Generally speaking, Kendall Howard’s products have great designs that are not only utilitarian, but aesthetically pleasing as well. And these little racks are no exception. Front and rear mesh doors don’t only give the cabinet a sleek look, but also provide tons of ventilation to keep your server equipment cool and running smoothly. To increase the cooling factor, Kendall Howard also pre-installs one of their Ultra Quiet Fans in each SOHO enclosure, which makes set up much easier on your end – just plug it in.

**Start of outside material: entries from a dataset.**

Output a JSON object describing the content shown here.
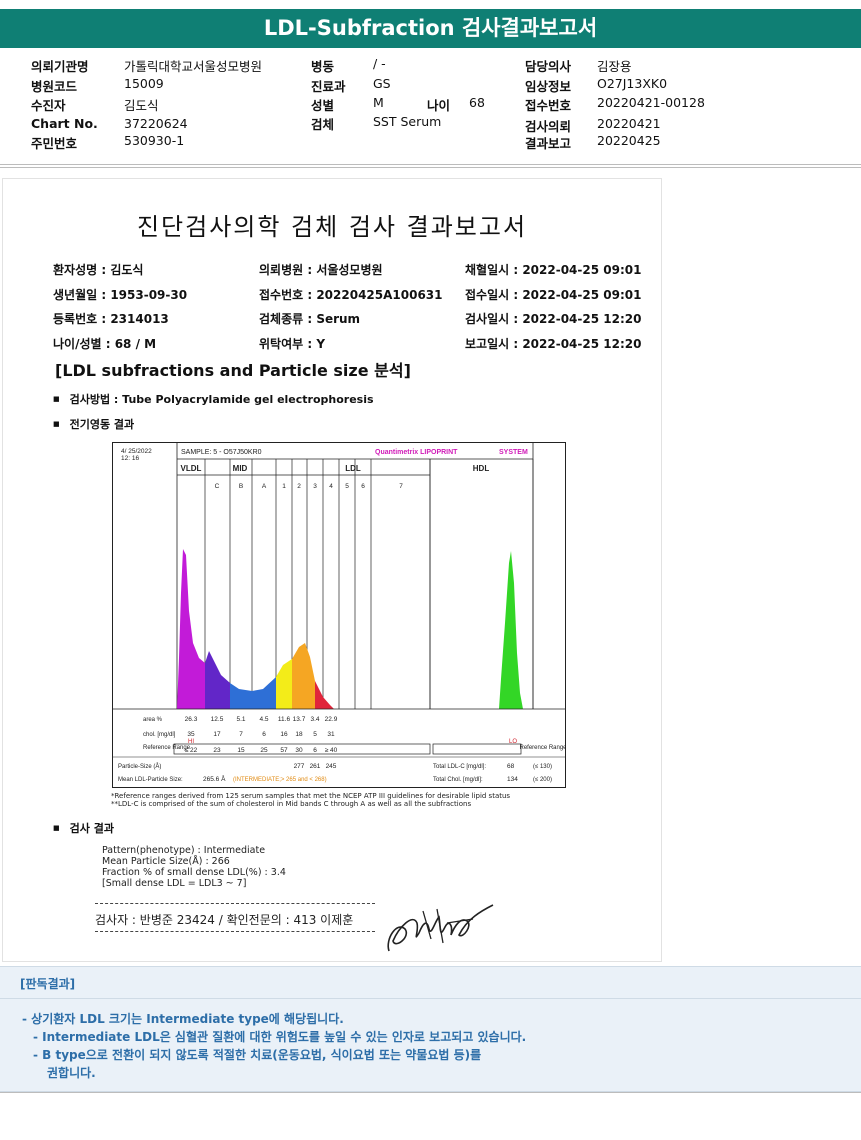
{
  "header": {
    "title": "LDL-Subfraction 검사결과보고서"
  },
  "meta": {
    "col1": [
      {
        "label": "의뢰기관명",
        "value": "가톨릭대학교서울성모병원"
      },
      {
        "label": "병원코드",
        "value": "15009"
      },
      {
        "label": "수진자",
        "value": "김도식"
      },
      {
        "label": "Chart No.",
        "value": "37220624"
      },
      {
        "label": "주민번호",
        "value": "530930-1"
      }
    ],
    "col2": [
      {
        "label": "병동",
        "value": "/ -"
      },
      {
        "label": "진료과",
        "value": "GS"
      },
      {
        "label": "성별",
        "value": "M"
      },
      {
        "label": "검체",
        "value": "SST Serum"
      }
    ],
    "age": {
      "label": "나이",
      "value": "68"
    },
    "col3": [
      {
        "label": "담당의사",
        "value": "김장용"
      },
      {
        "label": "임상정보",
        "value": "O27J13XK0"
      },
      {
        "label": "접수번호",
        "value": "20220421-00128"
      },
      {
        "label": "검사의뢰",
        "value": "20220421"
      },
      {
        "label": "결과보고",
        "value": "20220425"
      }
    ]
  },
  "report": {
    "title": "진단검사의학 검체 검사 결과보고서",
    "patient": [
      [
        "환자성명 : 김도식",
        "의뢰병원 : 서울성모병원",
        "채혈일시 : 2022-04-25 09:01"
      ],
      [
        "생년월일 : 1953-09-30",
        "접수번호 : 20220425A100631",
        "접수일시 : 2022-04-25 09:01"
      ],
      [
        "등록번호 : 2314013",
        "검체종류 : Serum",
        "검사일시 : 2022-04-25 12:20"
      ],
      [
        "나이/성별 : 68 / M",
        "위탁여부 : Y",
        "보고일시 : 2022-04-25 12:20"
      ]
    ],
    "section_title": "[LDL subfractions and Particle size 분석]",
    "method": "검사방법 : Tube Polyacrylamide gel electrophoresis",
    "electro": "전기영동 결과",
    "result_title": "검사 결과",
    "results": [
      "Pattern(phenotype) : Intermediate",
      "Mean Particle Size(Å) : 266",
      "Fraction % of small dense LDL(%) : 3.4",
      "[Small dense LDL = LDL3 ~ 7]"
    ],
    "signature": "검사자 : 반병준  23424  /  확인전문의 : 413  이제훈",
    "notes": [
      "*Reference ranges derived from 125 serum samples that met the NCEP ATP III guidelines for desirable lipid status",
      "**LDL-C is comprised of the sum of cholesterol in Mid bands C through A as well as all the subfractions"
    ]
  },
  "chart_data": {
    "type": "area",
    "date": "4/ 25/2022",
    "time": "12: 16",
    "sample": "SAMPLE:   5 - O57J50KR0",
    "brand": "Quantimetrix LIPOPRINT",
    "brand_suffix": "SYSTEM",
    "groups": [
      "VLDL",
      "MID",
      "LDL",
      "HDL"
    ],
    "bands": [
      "C",
      "B",
      "A",
      "1",
      "2",
      "3",
      "4",
      "5",
      "6",
      "7"
    ],
    "row_labels": {
      "area": "area %",
      "chol": "chol. [mg/dl]",
      "ref": "Reference Range"
    },
    "fractions": [
      "VLDL",
      "C",
      "B",
      "A",
      "1",
      "2",
      "3",
      "HDL"
    ],
    "area_pct": [
      26.3,
      12.5,
      5.1,
      4.5,
      11.6,
      13.7,
      3.4,
      22.9
    ],
    "chol_mgdl": [
      35,
      17,
      7,
      6,
      16,
      18,
      5,
      31
    ],
    "chol_flags": {
      "VLDL": "HI",
      "HDL": "LO"
    },
    "reference": [
      "≤ 22",
      "23",
      "15",
      "25",
      "57",
      "30",
      "6",
      "≥ 40"
    ],
    "reference_label_right": "Reference Range",
    "particle_size_label": "Particle-Size (Å)",
    "particle_size": [
      "277",
      "261",
      "245"
    ],
    "mean_ldl_label": "Mean LDL-Particle Size:",
    "mean_ldl": "265.6 Å",
    "mean_ldl_class": "INTERMEDIATE",
    "mean_ldl_ref": "(INTERMEDIATE;> 265 and < 268)",
    "total_ldl_label": "Total LDL-C [mg/dl]:",
    "total_ldl": "68",
    "total_ldl_ref": "(≤ 130)",
    "total_chol_label": "Total Chol. [mg/dl]:",
    "total_chol": "134",
    "total_chol_ref": "(≤ 200)",
    "colors": {
      "vldl": "#c21bd8",
      "mid": "#6226c8",
      "midA": "#2e6fd6",
      "ldl1": "#f3ec19",
      "ldl2": "#f5a623",
      "ldl3": "#e0253b",
      "hdl": "#33d626"
    }
  },
  "judgement": {
    "title": "[판독결과]",
    "lines": [
      "-  상기환자 LDL 크기는 Intermediate type에 해당됩니다.",
      "-  Intermediate LDL은 심혈관 질환에 대한 위험도를 높일 수 있는 인자로 보고되고 있습니다.",
      "-  B type으로 전환이 되지 않도록 적절한 치료(운동요법, 식이요법 또는 약물요법 등)를",
      "권합니다."
    ]
  }
}
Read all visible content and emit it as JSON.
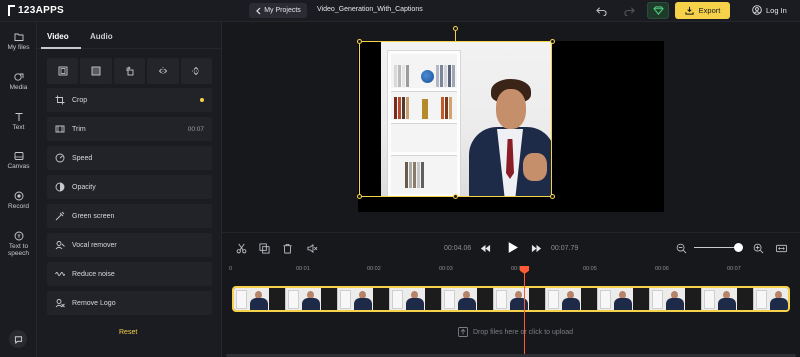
{
  "topbar": {
    "logo_text": "123APPS",
    "back_label": "My Projects",
    "file_name": "Video_Generation_With_Captions",
    "export_label": "Export",
    "login_label": "Log In"
  },
  "rail": {
    "items": [
      {
        "label": "My files",
        "icon": "folder-icon"
      },
      {
        "label": "Media",
        "icon": "media-icon"
      },
      {
        "label": "Text",
        "icon": "text-icon"
      },
      {
        "label": "Canvas",
        "icon": "canvas-icon"
      },
      {
        "label": "Record",
        "icon": "record-icon"
      },
      {
        "label": "Text to speech",
        "icon": "tts-icon"
      }
    ]
  },
  "panel": {
    "tabs": [
      "Video",
      "Audio"
    ],
    "tools": [
      "fit-icon",
      "fill-icon",
      "rotate-icon",
      "flip-horizontal-icon",
      "flip-vertical-icon"
    ],
    "options": [
      {
        "label": "Crop",
        "icon": "crop-icon",
        "value": ""
      },
      {
        "label": "Trim",
        "icon": "trim-icon",
        "value": "00:07"
      },
      {
        "label": "Speed",
        "icon": "speed-icon",
        "value": ""
      },
      {
        "label": "Opacity",
        "icon": "opacity-icon",
        "value": ""
      },
      {
        "label": "Green screen",
        "icon": "green-screen-icon",
        "value": ""
      },
      {
        "label": "Vocal remover",
        "icon": "vocal-remover-icon",
        "value": ""
      },
      {
        "label": "Reduce noise",
        "icon": "noise-icon",
        "value": ""
      },
      {
        "label": "Remove Logo",
        "icon": "remove-logo-icon",
        "value": ""
      }
    ],
    "reset_label": "Reset"
  },
  "player": {
    "current_time": "00:04.06",
    "total_time": "00:07.79"
  },
  "timeline": {
    "ticks": [
      "0",
      "00:01",
      "00:02",
      "00:03",
      "00:04",
      "00:05",
      "00:06",
      "00:07"
    ],
    "drop_label": "Drop files here or click to upload"
  },
  "colors": {
    "accent": "#f6d24a",
    "playhead": "#ff5a36",
    "background": "#17181c"
  }
}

Considering that these server enclosures are only 8U (14 inches) and 12U (21 inches) tall (not including casters), they have a very impressive weight capacity: 400 lbs! Believe me, that’s far more than you’ll actually need. And speaking of the casters I just mentioned, I shouldn’t forget to tell you that this rack is mobile, which makes it perfect if you frequently move things around in your office, or ever need to transport equipment to and around a trade show facility.
To keep things secure, the rack’s doors are lockable, but they can be easily removed when you need fast access to the network components within. And compatibility isn’t an issue: just about any 19-inch rack accessory can be mounted inside a SOHO cabinet.
Filed under: Network Products, Server Racks and Enclosures
If you’re an IT professional who feels anxiety and tears welling up whenever you have to troubleshoot amidst the waterfalls of tangled patch cords hanging off your server, take heart. One of our favorite rack-mount cable managers, the Neat Patch, does away with network cable insanity and leaves you with rows of neatly ordered patch cords, none of which stick out beyond the edge of your server rack. I’ve seen the Neat Patch in action on our own servers, and the end results are really amazing. So what sets this cable manager apart from the rest?
To begin with, it does away with excess. The folks at Neat Patch had the epiphany that you don’t actually need 6 feet of cable to make a connection between patch panel ports that are only 1 foot apart! As a matter of fact, a 2-foot patch cable does the trick — not only does it achieve the connection, but leaves you with enough cable to form a single bend-radius-protecting loop, which is tucked into Neat Patch’s storage compartment, a recessed, rackmounted trough that’s installed between the two patch panels being connected.
But that’s not all. As a finishing touch, cover panels snap into place to cover the patch cord loops, and you’re left with beautifully organized, perfectly traceable connections — not to mention lower blood pressure.